Lecture Schedule: Tuesday and Thursday | 11:00 a.m. – 12:15 p.m.
Faculty: Anthony Friscia | Integrative Biology and Physiology, Coordinator
Adam Lawrence | History
James Larkin | Physics and Astronomy
Kevin McKeegan | Earth, Planetary, and Space Sciences
Librarian: Wynn Tranfield | Biomed Library
Writing Consultant: Dana Cairns Watson | Writing Programs
Inquiry Specialist: Emery Grahill-Gland

Cluster 70 - Cosmos & LifeHow to put the universe in a nutshell? The Evolution cluster explores the emergence of the universe and its contents — from the Big Bang to the formation of our solar system, and then the development of life on Earth. The emphasis is on the scientific process, answering the question “How do we know that?” and applying this to the astronomical, geological and biological processes that have shaped the evolution of our world from its beginning to the very recent arrival of humans. Experiential learning through labs and field trips allows students to see firsthand the forces that drive evolution, the evidence for the Earth’s past, and the techniques used to explore that past and the universe.

What are the Benefits?

  • Satisfy 4 GEs requirements
  • Satisfy Writing II requirement
  • 18 units toward degree
  • College Honors units including Honors Collegium
  • Priority Enrollment in Eng. Comp. 3

Writing II and Foundation Area General Education Credit

Upon completion of the yearlong cluster, students will fulfill the Writing II requirement and satisfy 4 GE course requirements:

  • 3 in the Foundations of Scientific Inquiry (1 Life Sciences with 1 laboratory credit; 2 in Physical Sciences)
  • 1 in the Foundations of Society and Culture (1 Historical Analysis)

Entering UCLA completely apathetic to science, I never expected to leave with a genuine appreciation of geology, astronomy, and life science.
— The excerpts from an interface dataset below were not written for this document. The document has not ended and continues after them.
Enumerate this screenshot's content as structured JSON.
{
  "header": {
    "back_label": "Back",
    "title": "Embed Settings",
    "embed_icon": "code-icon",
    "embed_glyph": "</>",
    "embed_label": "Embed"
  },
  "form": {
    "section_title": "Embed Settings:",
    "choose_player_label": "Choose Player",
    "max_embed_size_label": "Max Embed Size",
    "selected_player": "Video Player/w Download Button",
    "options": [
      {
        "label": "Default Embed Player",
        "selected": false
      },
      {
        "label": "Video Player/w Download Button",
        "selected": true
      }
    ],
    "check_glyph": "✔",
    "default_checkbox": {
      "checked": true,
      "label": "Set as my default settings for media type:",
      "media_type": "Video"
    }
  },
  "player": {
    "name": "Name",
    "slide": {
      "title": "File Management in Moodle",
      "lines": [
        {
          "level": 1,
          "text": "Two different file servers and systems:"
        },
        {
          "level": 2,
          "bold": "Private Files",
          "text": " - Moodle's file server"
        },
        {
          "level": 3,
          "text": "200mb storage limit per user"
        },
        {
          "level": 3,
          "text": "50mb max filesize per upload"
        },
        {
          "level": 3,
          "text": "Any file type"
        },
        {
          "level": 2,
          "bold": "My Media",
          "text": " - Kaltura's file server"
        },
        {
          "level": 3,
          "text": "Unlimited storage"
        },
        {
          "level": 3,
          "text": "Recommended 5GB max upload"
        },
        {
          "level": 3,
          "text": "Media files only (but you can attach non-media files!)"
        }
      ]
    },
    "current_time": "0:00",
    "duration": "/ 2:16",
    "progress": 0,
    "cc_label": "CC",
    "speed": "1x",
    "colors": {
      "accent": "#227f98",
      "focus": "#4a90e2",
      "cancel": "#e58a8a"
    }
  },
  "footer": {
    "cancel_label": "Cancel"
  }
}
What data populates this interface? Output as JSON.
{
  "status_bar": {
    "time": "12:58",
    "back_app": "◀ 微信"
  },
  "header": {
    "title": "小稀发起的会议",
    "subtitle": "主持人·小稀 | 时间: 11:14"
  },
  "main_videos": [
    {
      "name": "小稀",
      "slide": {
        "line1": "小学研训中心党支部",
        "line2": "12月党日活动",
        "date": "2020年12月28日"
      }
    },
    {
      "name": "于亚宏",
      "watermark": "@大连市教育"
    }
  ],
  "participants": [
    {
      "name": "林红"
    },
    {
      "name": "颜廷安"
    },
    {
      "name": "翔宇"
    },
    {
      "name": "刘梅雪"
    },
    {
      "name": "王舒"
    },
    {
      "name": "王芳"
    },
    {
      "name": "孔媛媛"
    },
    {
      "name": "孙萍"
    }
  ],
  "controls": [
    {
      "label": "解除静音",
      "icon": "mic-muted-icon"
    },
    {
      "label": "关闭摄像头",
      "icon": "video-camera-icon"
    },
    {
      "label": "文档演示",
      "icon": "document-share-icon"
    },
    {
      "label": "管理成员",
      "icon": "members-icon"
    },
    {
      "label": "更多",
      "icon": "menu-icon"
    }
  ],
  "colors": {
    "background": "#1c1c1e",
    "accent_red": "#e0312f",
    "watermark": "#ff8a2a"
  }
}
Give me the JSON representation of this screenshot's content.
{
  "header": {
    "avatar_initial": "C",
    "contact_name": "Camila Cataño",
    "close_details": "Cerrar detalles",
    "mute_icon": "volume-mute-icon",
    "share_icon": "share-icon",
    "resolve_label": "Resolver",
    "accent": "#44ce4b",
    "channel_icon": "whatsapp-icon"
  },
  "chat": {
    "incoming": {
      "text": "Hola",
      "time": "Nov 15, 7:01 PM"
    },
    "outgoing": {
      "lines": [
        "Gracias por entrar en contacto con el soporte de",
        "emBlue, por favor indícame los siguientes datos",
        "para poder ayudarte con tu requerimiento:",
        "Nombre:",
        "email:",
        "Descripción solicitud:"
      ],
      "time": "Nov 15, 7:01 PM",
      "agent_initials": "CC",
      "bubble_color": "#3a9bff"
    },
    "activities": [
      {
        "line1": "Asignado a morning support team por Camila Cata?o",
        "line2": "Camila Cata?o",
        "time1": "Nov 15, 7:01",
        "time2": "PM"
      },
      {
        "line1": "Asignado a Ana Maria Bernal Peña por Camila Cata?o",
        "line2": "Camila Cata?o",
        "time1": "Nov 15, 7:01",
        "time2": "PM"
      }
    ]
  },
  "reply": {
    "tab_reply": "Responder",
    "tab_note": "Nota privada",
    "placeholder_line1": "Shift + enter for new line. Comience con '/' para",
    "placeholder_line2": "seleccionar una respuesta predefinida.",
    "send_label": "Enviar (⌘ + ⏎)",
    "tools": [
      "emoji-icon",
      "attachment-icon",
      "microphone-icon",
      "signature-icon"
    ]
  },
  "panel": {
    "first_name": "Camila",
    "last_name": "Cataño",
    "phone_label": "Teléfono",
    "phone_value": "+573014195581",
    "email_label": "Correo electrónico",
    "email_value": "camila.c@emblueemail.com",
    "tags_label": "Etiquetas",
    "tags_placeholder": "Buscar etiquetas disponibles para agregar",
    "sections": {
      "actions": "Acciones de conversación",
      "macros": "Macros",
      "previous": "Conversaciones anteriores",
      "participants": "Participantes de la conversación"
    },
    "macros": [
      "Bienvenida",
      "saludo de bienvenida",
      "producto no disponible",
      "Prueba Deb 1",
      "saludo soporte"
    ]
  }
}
A decade later, I still love telling stories about the time I explored the caves of Joshua Tree National Park, star gazed at Death Valley, or went fossil hunting.Course Format

During fall and winter quarters, the course meets twice a week for two hours, and answer such questions:

  • What is the scientific process?
  • Why do the Sun and other stars shine?
  • How was our solar system formed?
  • How did humans originate and evolve?
  • What are the essential constraints on life elsewhere in the Universe?
  • What happens when stars die, and how is this essential to the development of life?
  • What do we know about the birth of our Universe and the birth of galaxies?
  • How did conditions evolve on Earth to allow life to originate and then flourish?
  • What have been the major steps in the development of modern plants and animals?
  • How have mass extinction events punctuated the evolutionary history of our planet?
  • What are the biological mechanisms for natural selection?
  • How are humans modifying the world currently, and what does that portend for the future of the planet?


In addition to the lectures, students are required to attend a 2-hour lab each week in the fall and winter. This lab session consists of computer-based and specimen-based exercises designed to supplement the lectures; organized discussion and review sessions, and training in writing.

Field Trips

Field trips have historically been a part of the course. Although they are not required, they give students the chance to see firsthand the forces that drive evolution, the evidence for the Earth’s past, and the techniques used to explore that past and the universe.

Past field trips have been to places such as fossil sites in western Nevada, tide pools in Palos Verdes, exploration of the Peninsular Ranges, Mt. Palomar Observatory, and the San Andreas Fault. Past field trips have been to places such as fossil sites in western Nevada, Joshua Tree National Park Palos Verdes Tidal Pools Malibu Creek & Lagoon , exploration of the Peninsular Ranges; Santa Monica Mts. Mt. Pinos , Mt. Palomar Observatory, La Brea Tar Pits  and the San Andreas Fault.

Spring Seminars

During spring quarter, students choose a seminar that allows them to explore a particular topic in greater depth. Previous seminar titles have included:

  • African Archaeology
  • Archaeology in the Digital Age
  • Bridging Gap: Connecting Science and Society
  • Egyptomania: Ancient Egypt and Popular Culture
  • Environmental Inequalities: Interdisciplinary Efforts for Change
  • Evolution of Human Complexity
  • Evolution of Social Organization
  • Exploring Earth History with Elements
  • Fast and Furious LXX: Meteorites
  • Infinite Complexity and Chaos
  • Unsolved Mysteries of Physics
  • Science and Technology during the Cold War